1. Make money, honestly if possible, but make money.
2. Every businessman for himself and the devil take the laggards.
3. We defend and promote our national interests.
4. Our national interests come first.
5. Our country, right or wrong.
These five propositions were the outcome of a millennium of experience with the Crusades and extending to the present century. They are the outcome of preoccupation with material incentives that can be stated in two words, profit and power.
Such propositions, applied to everyday affairs, produced an economy and a statecraft which favored the interests of a part before those of the entire community. Where the whole is favored before any part there is a possibility of co-existence and even of cooperation. Placing a part before the whole involves competition all the way from the marketplace to the chancelleries where the fate of nations is discussed and decided.
The above five propositions or axioms result from preoccupation with material incentives: profit and power for managers, disciplined co-ordination for subordinates, affluence, comfort and recognition for the favored few. They provide the ideological background for twentieth century western civilization.

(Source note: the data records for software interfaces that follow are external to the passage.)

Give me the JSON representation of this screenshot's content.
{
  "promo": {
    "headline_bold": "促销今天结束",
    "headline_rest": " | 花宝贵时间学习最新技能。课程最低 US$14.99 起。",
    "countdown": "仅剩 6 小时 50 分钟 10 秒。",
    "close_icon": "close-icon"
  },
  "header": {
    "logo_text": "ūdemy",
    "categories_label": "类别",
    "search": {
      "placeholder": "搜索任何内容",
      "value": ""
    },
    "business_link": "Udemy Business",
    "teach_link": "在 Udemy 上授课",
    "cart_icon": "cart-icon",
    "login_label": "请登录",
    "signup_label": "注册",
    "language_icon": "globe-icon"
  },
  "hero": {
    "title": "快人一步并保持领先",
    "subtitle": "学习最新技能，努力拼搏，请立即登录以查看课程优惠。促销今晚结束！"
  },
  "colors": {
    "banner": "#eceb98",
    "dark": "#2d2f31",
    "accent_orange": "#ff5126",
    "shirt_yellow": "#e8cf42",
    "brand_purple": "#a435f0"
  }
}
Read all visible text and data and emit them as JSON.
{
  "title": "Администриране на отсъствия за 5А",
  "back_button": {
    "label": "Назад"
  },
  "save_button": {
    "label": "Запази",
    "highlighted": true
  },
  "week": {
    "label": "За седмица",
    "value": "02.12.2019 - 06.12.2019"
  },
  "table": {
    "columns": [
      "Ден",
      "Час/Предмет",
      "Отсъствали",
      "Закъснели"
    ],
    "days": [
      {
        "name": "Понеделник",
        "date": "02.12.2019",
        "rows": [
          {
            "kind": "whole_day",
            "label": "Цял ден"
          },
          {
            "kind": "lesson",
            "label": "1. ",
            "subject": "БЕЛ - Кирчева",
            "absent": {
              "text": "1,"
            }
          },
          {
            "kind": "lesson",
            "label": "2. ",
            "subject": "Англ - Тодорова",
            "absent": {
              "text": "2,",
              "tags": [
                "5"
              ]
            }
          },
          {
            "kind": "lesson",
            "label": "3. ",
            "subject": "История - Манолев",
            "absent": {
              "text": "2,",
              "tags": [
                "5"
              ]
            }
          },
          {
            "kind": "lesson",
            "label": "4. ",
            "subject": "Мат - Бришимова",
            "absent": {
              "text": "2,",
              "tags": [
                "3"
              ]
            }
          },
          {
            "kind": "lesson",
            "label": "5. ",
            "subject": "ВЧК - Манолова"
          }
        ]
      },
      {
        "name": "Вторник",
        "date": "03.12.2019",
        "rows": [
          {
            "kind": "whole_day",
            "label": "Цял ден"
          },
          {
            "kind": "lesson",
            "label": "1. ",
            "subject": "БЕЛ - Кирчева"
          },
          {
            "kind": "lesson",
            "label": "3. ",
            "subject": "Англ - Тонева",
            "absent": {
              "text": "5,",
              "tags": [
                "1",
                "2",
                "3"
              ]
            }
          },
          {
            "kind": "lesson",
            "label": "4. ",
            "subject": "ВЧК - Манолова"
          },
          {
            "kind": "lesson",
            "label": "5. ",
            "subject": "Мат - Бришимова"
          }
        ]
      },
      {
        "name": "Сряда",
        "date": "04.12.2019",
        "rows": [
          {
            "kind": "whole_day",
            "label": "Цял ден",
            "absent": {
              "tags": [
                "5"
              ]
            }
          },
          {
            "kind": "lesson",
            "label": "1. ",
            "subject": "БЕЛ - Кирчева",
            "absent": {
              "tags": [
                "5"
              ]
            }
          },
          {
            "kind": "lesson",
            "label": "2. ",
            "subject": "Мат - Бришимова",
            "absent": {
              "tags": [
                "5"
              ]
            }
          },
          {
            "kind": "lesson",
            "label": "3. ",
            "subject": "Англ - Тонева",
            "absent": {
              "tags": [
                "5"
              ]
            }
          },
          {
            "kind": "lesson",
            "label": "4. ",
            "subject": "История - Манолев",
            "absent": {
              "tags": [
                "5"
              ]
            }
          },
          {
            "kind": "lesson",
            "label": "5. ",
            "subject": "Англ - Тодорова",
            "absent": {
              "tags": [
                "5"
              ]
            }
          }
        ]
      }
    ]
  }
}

THE LIFE CYCLE OF WESTERN CIVILIZATION
Like its predecessors, western civilization from its inception was essentially competitive. As it developed, the commercially, technically and politically supreme Spanish, Dutch, French and British Empires battled individually, or in rival alliances, for plunder, colonies, markets and raw materials.
From the end of the Napoleonic Wars in 1815, to the Victorian Jubilee in 1897, Great Britain became and remained top dog economically, politically and to a large extent culturally. Britain was the workshop. British shipping was omnipresent. The pound sterling was the chief medium of foreign exchange. The British Navy patrolled the seas. English was replacing French as the language of commerce and diplomacy.
During this British Century, from 1815 to 1897, Great Britain was dominant among the European great powers, but it was never supreme. Always there were countervailing forces. For centuries France had been a major factor in the control and direction of European affairs. Defeat at Waterloo reduced but did not destroy French influence. After 1870 Bismark’s Germany began playing a major role. Russia, Austria, Holland, Italy and Spain were also European powers. Overseas, the United States of America and Japan were spreading their imperial wings.